- **EXERCISE OBJECTIVE**: Where in the listing does the word "heading" appear? Report each line that holds it.

- **DATA**:
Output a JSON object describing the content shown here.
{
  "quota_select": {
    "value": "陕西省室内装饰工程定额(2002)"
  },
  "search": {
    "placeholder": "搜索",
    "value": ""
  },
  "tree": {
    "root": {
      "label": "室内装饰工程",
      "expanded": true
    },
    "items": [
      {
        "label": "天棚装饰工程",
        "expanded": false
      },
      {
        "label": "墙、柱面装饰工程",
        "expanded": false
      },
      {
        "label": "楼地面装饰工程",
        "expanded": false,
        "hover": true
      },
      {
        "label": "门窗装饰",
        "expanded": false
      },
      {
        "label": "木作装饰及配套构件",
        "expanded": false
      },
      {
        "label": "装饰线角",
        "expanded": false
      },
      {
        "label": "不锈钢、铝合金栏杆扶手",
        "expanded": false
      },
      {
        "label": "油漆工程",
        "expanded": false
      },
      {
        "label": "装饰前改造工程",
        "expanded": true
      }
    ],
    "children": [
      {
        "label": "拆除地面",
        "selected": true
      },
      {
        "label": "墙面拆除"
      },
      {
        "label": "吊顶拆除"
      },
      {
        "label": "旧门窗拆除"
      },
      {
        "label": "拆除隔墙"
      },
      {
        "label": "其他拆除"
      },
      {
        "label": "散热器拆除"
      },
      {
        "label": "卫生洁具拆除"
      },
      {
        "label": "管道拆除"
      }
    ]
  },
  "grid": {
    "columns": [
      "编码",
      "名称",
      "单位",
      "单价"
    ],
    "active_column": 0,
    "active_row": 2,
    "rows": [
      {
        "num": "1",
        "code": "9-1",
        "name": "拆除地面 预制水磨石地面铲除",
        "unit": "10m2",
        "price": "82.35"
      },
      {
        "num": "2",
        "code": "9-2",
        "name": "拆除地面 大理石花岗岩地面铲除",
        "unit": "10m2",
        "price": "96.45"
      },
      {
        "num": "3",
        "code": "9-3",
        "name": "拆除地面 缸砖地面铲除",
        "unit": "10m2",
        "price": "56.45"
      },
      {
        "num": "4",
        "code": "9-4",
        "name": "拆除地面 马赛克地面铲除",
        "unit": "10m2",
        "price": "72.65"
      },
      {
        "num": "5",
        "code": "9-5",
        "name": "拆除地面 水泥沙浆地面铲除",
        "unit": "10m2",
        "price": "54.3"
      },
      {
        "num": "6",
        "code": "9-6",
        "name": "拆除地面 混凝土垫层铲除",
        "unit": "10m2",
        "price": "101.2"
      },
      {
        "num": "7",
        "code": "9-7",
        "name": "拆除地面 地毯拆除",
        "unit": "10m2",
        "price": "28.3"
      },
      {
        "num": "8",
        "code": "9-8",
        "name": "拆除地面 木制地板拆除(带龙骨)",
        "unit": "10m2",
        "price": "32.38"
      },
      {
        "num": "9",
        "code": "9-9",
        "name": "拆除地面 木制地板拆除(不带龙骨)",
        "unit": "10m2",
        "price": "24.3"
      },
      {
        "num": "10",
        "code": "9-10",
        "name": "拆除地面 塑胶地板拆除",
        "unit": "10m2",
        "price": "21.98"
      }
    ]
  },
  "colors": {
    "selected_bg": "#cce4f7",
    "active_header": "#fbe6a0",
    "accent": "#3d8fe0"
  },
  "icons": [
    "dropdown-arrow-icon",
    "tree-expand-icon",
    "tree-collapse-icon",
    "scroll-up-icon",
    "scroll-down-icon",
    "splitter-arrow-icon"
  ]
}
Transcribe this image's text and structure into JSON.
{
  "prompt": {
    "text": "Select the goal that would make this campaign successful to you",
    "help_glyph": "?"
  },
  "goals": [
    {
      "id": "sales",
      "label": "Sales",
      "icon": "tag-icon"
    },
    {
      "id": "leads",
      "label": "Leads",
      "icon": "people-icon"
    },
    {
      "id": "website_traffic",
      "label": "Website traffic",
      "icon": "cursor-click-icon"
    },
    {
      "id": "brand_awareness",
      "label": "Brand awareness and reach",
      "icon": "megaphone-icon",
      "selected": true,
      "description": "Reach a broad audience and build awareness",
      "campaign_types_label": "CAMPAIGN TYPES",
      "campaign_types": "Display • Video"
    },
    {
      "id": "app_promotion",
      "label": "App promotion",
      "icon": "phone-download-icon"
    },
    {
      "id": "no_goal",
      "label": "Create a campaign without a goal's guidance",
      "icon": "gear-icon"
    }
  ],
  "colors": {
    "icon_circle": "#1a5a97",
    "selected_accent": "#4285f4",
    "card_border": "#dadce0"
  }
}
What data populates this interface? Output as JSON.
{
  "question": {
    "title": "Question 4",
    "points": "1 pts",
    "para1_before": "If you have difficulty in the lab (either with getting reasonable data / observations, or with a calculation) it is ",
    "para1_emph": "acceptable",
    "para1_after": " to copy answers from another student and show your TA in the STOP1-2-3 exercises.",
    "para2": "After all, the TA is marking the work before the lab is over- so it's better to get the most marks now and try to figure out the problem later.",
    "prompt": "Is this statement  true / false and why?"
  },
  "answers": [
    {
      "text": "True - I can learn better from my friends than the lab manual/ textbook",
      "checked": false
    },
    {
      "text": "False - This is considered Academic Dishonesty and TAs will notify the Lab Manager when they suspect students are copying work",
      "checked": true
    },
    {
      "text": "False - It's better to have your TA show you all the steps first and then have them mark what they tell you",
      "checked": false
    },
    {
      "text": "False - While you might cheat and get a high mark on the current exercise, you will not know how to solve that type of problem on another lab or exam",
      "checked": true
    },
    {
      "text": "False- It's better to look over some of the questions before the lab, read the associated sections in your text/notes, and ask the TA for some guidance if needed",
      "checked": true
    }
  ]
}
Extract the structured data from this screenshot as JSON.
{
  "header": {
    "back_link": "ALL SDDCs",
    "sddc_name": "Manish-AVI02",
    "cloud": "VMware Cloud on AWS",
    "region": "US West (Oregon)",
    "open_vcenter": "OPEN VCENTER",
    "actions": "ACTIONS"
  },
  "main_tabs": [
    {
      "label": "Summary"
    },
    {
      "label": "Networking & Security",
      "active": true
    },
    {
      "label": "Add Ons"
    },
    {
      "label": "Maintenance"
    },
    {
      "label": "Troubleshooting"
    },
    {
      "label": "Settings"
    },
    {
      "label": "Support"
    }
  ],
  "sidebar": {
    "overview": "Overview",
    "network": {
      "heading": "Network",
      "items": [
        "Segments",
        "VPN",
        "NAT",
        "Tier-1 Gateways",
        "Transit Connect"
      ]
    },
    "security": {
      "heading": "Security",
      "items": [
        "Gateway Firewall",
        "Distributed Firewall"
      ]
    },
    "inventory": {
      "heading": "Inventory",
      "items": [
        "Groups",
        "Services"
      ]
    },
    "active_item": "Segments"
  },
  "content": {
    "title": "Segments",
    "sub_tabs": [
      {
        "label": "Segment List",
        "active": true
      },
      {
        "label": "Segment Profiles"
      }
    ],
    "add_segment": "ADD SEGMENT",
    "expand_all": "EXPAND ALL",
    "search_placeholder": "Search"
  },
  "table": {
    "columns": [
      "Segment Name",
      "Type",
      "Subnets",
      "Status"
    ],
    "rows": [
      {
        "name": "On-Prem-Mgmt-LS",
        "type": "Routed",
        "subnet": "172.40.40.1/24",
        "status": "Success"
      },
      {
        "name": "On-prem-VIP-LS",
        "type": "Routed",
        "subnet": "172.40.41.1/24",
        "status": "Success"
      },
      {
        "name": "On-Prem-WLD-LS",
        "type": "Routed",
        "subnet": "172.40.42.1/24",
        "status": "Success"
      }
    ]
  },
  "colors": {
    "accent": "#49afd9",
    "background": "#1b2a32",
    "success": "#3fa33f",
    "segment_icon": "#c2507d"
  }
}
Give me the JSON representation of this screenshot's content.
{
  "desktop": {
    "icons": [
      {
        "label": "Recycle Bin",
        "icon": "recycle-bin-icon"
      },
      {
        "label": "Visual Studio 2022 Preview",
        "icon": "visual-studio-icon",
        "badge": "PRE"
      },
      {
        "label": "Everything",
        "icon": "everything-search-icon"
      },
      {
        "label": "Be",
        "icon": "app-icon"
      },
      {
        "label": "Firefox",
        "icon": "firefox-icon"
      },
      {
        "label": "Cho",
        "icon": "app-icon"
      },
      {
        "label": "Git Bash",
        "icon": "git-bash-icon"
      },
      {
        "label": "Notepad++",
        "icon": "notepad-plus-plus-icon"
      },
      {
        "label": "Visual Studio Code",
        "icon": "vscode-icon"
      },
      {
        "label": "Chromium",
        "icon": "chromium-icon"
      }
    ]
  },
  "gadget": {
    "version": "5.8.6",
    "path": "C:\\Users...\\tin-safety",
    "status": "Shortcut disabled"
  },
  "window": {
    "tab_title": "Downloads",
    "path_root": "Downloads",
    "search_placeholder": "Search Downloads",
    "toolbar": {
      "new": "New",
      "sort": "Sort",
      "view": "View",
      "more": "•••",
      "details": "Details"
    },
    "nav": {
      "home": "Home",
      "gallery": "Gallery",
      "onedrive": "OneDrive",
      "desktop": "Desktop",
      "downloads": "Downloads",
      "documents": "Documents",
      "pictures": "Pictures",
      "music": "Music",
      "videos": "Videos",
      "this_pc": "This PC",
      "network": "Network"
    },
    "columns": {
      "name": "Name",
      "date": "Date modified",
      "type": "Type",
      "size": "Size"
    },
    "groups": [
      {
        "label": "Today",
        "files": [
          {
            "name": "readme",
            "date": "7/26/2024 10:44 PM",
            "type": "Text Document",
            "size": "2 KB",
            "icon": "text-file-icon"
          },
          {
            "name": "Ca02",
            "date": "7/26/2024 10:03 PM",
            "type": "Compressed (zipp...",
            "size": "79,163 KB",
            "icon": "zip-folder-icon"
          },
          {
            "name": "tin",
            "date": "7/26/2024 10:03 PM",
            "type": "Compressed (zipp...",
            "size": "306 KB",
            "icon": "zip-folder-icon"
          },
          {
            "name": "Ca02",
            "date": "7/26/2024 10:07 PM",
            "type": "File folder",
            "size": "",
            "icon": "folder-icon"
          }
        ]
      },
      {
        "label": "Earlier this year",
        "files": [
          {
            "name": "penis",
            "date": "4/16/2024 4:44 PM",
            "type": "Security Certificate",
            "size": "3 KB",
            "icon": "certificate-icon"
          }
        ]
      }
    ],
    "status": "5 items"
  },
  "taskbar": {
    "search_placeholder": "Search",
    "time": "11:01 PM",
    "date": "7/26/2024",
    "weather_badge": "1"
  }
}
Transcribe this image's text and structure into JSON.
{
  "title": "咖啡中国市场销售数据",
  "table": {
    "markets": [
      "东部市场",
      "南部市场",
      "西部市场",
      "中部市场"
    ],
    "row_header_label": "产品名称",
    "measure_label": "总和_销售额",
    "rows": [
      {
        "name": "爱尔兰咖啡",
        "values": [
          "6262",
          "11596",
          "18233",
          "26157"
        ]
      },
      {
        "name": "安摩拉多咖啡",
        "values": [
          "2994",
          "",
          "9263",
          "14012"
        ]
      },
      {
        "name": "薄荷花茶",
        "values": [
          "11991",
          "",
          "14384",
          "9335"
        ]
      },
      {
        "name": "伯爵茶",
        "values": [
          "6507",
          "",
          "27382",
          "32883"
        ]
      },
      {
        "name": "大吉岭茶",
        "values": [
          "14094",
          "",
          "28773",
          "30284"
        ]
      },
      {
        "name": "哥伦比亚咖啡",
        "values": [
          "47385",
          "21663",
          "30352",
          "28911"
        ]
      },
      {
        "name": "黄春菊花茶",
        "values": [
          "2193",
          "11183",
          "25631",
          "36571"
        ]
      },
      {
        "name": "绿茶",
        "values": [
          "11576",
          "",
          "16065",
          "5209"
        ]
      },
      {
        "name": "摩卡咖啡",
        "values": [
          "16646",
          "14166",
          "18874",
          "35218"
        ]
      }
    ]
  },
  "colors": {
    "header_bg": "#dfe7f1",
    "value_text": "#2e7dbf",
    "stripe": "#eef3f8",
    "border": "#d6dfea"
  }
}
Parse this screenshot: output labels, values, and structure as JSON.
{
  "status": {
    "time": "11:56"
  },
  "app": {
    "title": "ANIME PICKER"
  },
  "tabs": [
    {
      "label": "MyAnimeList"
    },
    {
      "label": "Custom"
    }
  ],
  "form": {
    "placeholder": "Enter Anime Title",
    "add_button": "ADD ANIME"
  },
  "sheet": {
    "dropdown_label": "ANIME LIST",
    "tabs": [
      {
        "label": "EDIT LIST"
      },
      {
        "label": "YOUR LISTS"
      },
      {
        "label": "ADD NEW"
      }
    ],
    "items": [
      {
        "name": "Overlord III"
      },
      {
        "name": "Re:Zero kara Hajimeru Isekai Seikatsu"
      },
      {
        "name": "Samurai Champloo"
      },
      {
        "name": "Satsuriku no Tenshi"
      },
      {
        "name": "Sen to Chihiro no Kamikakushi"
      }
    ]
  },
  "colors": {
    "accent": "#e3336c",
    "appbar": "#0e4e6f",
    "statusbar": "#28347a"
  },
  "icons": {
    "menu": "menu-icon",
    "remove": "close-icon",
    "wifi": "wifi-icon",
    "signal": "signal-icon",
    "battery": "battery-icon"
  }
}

- **RESPONSE**:
      "heading": "Network",
      "heading": "Security",
      "heading": "Inventory",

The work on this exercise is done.